‘Pro-abortionists’ are aggressive, deluded and lacking in empathy
PUBLISHED21/09/2016 | 02:30
I won’t be joining the #repealthe8th-ers at the pro-choice march in Dublin on Saturday because I’d feel like a phony. I’m not a card-carrying, jumper-wearing member of the ‘pro-abortion’ lobby and I’m finding myself less so as each day passes.
Exaggeration has also been rampant in recent weeks. The earth-shattering story where a counsellor in a Dublin clinic warned an undercover reporter that she could get breast cancer from having an abortion made headlines. An organisation with direct links to a Catholic anti-abortion group, which is unregulated by Irish law, saying abortions could be dangerous – well I never. An online newspaper called the street where the clinic is housed a ‘street of shame’. An entire street, no less.

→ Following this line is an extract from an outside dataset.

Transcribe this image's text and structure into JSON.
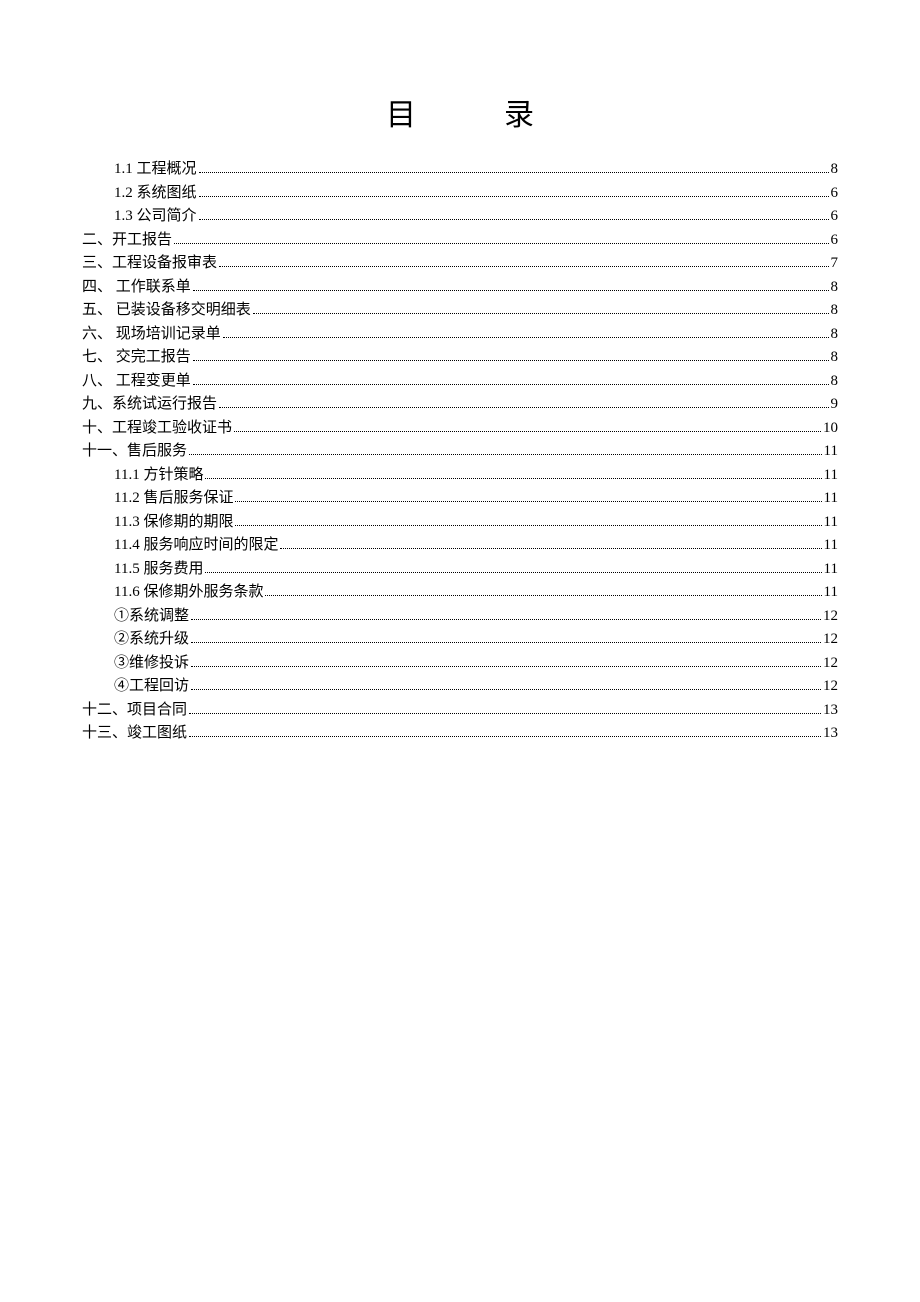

Liberals and group-thinkers are losing their collective minds. I think a lot of it is due to the fact that many of the repealers weren’t around during the last referendum in 1983, otherwise they would have been afflicted with chronic taedium vitae brought on by ‘I can’t believe we’re still talking about abortions 33 years later’ syndrome.
If a woman has an abortion and regrets it in 20 years’ time, where will the pro-choicers be? I don’t understand how a bunch of strangers, who know nothing about someone’s personal situation, have the right to manipulate on either side. Women who have abortions because of sexual abuse, foetal abnormality or other health concerns should never have to travel abroad. Women who don’t have the financial means should never have to have a backstreet abortion.
I’m neither Catholic, nor anti-abortion, but I find it strange that pro-abortionists – that’s what I call them because ‘choice’ doesn’t seem to be on their agenda – can get behind the ending of a human life with such fervour. I had my head bitten off recently when I said I felt sorry for the baby that was aborted into a bin in Northern Ireland.
One journalist recently wrote: “I had an abortion. It’s normal.” I don’t think it should be sold as thus. What if, say, you’re 28, about to travel around the world with a friend, and you get pregnant after a one-night stand. Your friends and society will tell you it’s OK to have an abortion. It is all about your rights after all. Then 10 years later, your friends all have kids and you don’t. Do they care that they talked you into it all those years ago? Probably not.
I fear that more people will have abortions as a result of a possible ‘yes’ vote and as I am no longer in my 20s, I am better poised to comment on the negative effects of them. When you’re 23, you know everything and think you’ll be young forever. By 40, all that changes. At that stage, a large percentage of people hope and pray they’ll have a baby, rather than get rid of one. Not everyone obviously, but more than would admit it publicly.
Rather than all shout at once, why not examine the fact that more than 100,000 women had abortions between 1994 and 2014 even though clearly pregnancy is the last thing they wanted. Is it down to lack of education, financial means, alcohol?
Unprotected sex, possibly with strangers, means people are putting themselves at risk. According to figures from the Health Protection Surveillance Centre, there have been around 7,000 STI cases so far this year, a 13.8pc increase on last year, and 326 cases of HIV, 71 more than last year. Syphilis, which was reduced to negligible levels in the 80s and 90s, is now beginning to re-appear. Having abortions accessible in Ireland won’t necessarily change those statistics, it may even increase them. In 2014, 5.2pc of pregnancies in Ireland ended in abortion, while in Spain it was 18pc, and 21pc in England, where abortions are legal.
Young women and men need to be educated properly at school and college, starting with properly taught biology class and access to free condoms, which could be available through sponsored initiatives.
Once a woman is pregnant, she is unwillingly thrust into a situation where fear prevails. No doubt the idea of becoming a single parent is awful for many women. Not only do they get an allowance of just €30 more per week on top of €188 social welfare, but the housing crisis, créche fees and possible problems in the parental home are all good reasons to put them off. But being a single parent is not always as bad as people fear and once the baby arrives, it can be wonderful.
By their very nature, abortions require quick decision-making and it’s important for mothers and fathers, who count too by the way, to have as much information as possible should the situation arise.
I also think people who feel empathy towards an aborted foetus, or a baby as I like to call it, should not be ridiculed for exercising free speech. If someone doesn’t get why people have abortions, deal with it.
We were once, unless I am very much mistaken, foetuses after all.